• _Exercise instructions_
Produce a word-for-word copy of the data below.

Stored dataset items
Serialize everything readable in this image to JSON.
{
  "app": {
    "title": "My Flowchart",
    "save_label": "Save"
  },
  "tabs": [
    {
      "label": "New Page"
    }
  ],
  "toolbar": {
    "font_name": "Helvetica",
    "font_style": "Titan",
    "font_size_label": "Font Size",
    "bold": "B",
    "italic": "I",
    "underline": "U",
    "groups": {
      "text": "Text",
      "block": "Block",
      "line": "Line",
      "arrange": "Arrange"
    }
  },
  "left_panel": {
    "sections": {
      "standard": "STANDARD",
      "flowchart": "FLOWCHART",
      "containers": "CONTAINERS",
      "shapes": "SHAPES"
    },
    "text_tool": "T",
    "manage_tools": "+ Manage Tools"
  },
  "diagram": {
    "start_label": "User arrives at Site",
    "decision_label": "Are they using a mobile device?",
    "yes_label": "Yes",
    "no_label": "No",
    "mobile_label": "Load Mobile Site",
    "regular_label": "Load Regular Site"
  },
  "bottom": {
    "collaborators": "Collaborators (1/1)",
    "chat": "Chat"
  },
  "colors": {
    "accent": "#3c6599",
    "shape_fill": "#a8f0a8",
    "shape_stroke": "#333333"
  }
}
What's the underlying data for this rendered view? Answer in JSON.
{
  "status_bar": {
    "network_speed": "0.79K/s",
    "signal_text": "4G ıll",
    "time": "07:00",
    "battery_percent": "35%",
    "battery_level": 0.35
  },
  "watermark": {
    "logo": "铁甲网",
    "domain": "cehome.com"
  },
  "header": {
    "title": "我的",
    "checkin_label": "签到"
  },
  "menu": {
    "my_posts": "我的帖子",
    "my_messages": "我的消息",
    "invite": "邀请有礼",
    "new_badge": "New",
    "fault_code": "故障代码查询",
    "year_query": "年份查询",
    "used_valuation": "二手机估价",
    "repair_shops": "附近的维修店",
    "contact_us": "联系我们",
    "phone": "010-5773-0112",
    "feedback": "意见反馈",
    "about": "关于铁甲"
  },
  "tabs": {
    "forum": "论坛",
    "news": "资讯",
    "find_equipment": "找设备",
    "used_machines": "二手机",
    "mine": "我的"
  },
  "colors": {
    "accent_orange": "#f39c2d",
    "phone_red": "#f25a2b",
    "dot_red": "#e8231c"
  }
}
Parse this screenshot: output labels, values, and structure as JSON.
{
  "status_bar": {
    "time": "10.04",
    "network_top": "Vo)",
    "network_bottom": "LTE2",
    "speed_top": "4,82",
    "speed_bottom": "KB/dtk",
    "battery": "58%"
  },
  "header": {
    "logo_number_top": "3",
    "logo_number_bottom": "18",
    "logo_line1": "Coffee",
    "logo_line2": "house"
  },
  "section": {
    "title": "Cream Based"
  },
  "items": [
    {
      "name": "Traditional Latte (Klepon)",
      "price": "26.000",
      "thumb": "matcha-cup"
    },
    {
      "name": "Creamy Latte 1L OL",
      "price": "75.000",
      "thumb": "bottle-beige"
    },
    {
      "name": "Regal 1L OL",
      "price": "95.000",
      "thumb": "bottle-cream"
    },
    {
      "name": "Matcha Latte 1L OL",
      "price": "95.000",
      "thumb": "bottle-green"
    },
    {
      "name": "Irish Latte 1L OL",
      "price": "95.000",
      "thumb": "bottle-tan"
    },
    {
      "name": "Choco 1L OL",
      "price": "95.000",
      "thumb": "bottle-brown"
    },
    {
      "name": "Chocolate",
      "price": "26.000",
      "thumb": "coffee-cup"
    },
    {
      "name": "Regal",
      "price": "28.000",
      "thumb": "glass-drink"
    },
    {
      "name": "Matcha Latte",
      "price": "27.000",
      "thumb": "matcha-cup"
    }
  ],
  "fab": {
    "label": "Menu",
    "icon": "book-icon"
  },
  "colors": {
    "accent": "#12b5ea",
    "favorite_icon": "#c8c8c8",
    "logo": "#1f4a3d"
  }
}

• _Exercise response_
Serialize everything readable in this image to JSON.
{
  "app": {
    "title": "My Flowchart",
    "save_label": "Save"
  },
  "tabs": [
    {
      "label": "New Page"
    }
  ],
  "toolbar": {
    "font_name": "Helvetica",
    "font_style": "Titan",
    "font_size_label": "Font Size",
    "bold": "B",
    "italic": "I",
    "underline": "U",
    "groups": {
      "text": "Text",
      "block": "Block",
      "line": "Line",
      "arrange": "Arrange"
    }
  },
  "left_panel": {
    "sections": {
      "standard": "STANDARD",
      "flowchart": "FLOWCHART",
      "containers": "CONTAINERS",
      "shapes": "SHAPES"
    },
    "text_tool": "T",
    "manage_tools": "+ Manage Tools"
  },
  "diagram": {
    "start_label": "User arrives at Site",
    "decision_label": "Are they using a mobile device?",
    "yes_label": "Yes",
    "no_label": "No",
    "mobile_label": "Load Mobile Site",
    "regular_label": "Load Regular Site"
  },
  "bottom": {
    "collaborators": "Collaborators (1/1)",
    "chat": "Chat"
  },
  "colors": {
    "accent": "#3c6599",
    "shape_fill": "#a8f0a8",
    "shape_stroke": "#333333"
  }
}
What's the underlying data for this rendered view? Answer in JSON.
{
  "status_bar": {
    "network_speed": "0.79K/s",
    "signal_text": "4G ıll",
    "time": "07:00",
    "battery_percent": "35%",
    "battery_level": 0.35
  },
  "watermark": {
    "logo": "铁甲网",
    "domain": "cehome.com"
  },
  "header": {
    "title": "我的",
    "checkin_label": "签到"
  },
  "menu": {
    "my_posts": "我的帖子",
    "my_messages": "我的消息",
    "invite": "邀请有礼",
    "new_badge": "New",
    "fault_code": "故障代码查询",
    "year_query": "年份查询",
    "used_valuation": "二手机估价",
    "repair_shops": "附近的维修店",
    "contact_us": "联系我们",
    "phone": "010-5773-0112",
    "feedback": "意见反馈",
    "about": "关于铁甲"
  },
  "tabs": {
    "forum": "论坛",
    "news": "资讯",
    "find_equipment": "找设备",
    "used_machines": "二手机",
    "mine": "我的"
  },
  "colors": {
    "accent_orange": "#f39c2d",
    "phone_red": "#f25a2b",
    "dot_red": "#e8231c"
  }
}
Parse this screenshot: output labels, values, and structure as JSON.
{
  "status_bar": {
    "time": "10.04",
    "network_top": "Vo)",
    "network_bottom": "LTE2",
    "speed_top": "4,82",
    "speed_bottom": "KB/dtk",
    "battery": "58%"
  },
  "header": {
    "logo_number_top": "3",
    "logo_number_bottom": "18",
    "logo_line1": "Coffee",
    "logo_line2": "house"
  },
  "section": {
    "title": "Cream Based"
  },
  "items": [
    {
      "name": "Traditional Latte (Klepon)",
      "price": "26.000",
      "thumb": "matcha-cup"
    },
    {
      "name": "Creamy Latte 1L OL",
      "price": "75.000",
      "thumb": "bottle-beige"
    },
    {
      "name": "Regal 1L OL",
      "price": "95.000",
      "thumb": "bottle-cream"
    },
    {
      "name": "Matcha Latte 1L OL",
      "price": "95.000",
      "thumb": "bottle-green"
    },
    {
      "name": "Irish Latte 1L OL",
      "price": "95.000",
      "thumb": "bottle-tan"
    },
    {
      "name": "Choco 1L OL",
      "price": "95.000",
      "thumb": "bottle-brown"
    },
    {
      "name": "Chocolate",
      "price": "26.000",
      "thumb": "coffee-cup"
    },
    {
      "name": "Regal",
      "price": "28.000",
      "thumb": "glass-drink"
    },
    {
      "name": "Matcha Latte",
      "price": "27.000",
      "thumb": "matcha-cup"
    }
  ],
  "fab": {
    "label": "Menu",
    "icon": "book-icon"
  },
  "colors": {
    "accent": "#12b5ea",
    "favorite_icon": "#c8c8c8",
    "logo": "#1f4a3d"
  }
}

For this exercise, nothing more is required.